ASSIGNED TASK >>
Give every entry below again, exactly as written, and skip the images.

DATA RECORDS >>
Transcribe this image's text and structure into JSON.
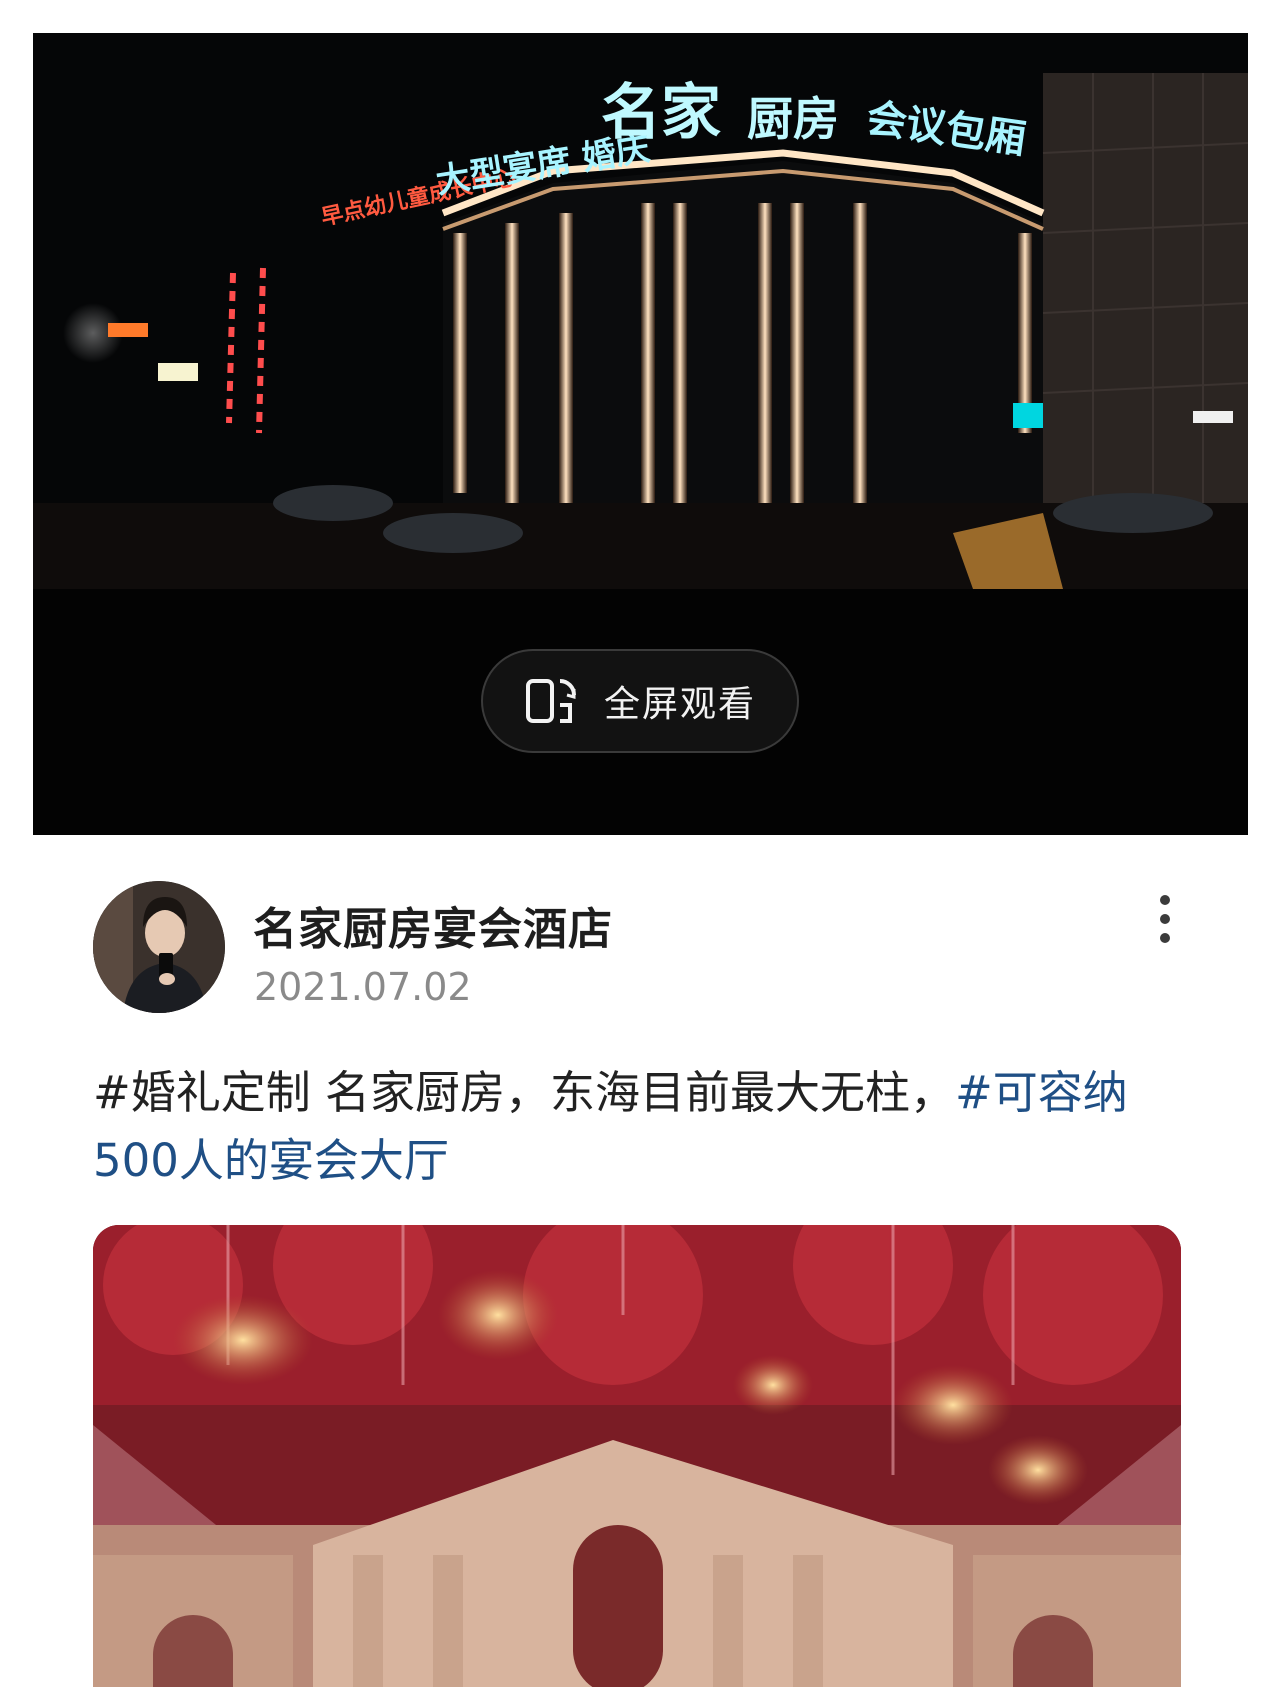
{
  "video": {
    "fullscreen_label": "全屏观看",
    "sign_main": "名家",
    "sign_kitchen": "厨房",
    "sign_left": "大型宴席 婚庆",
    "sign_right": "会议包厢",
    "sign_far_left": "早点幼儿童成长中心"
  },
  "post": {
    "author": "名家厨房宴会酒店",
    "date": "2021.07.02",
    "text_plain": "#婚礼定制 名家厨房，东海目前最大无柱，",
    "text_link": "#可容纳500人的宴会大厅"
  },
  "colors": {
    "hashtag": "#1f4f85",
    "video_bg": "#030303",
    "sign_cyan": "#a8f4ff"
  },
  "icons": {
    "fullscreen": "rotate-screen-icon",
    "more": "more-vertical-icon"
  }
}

PROBLEM SOLUTION >>
Transcribe this image's text and structure into JSON.
{
  "video": {
    "fullscreen_label": "全屏观看",
    "sign_main": "名家",
    "sign_kitchen": "厨房",
    "sign_left": "大型宴席 婚庆",
    "sign_right": "会议包厢",
    "sign_far_left": "早点幼儿童成长中心"
  },
  "post": {
    "author": "名家厨房宴会酒店",
    "date": "2021.07.02",
    "text_plain": "#婚礼定制 名家厨房，东海目前最大无柱，",
    "text_link": "#可容纳500人的宴会大厅"
  },
  "colors": {
    "hashtag": "#1f4f85",
    "video_bg": "#030303",
    "sign_cyan": "#a8f4ff"
  },
  "icons": {
    "fullscreen": "rotate-screen-icon",
    "more": "more-vertical-icon"
  }
}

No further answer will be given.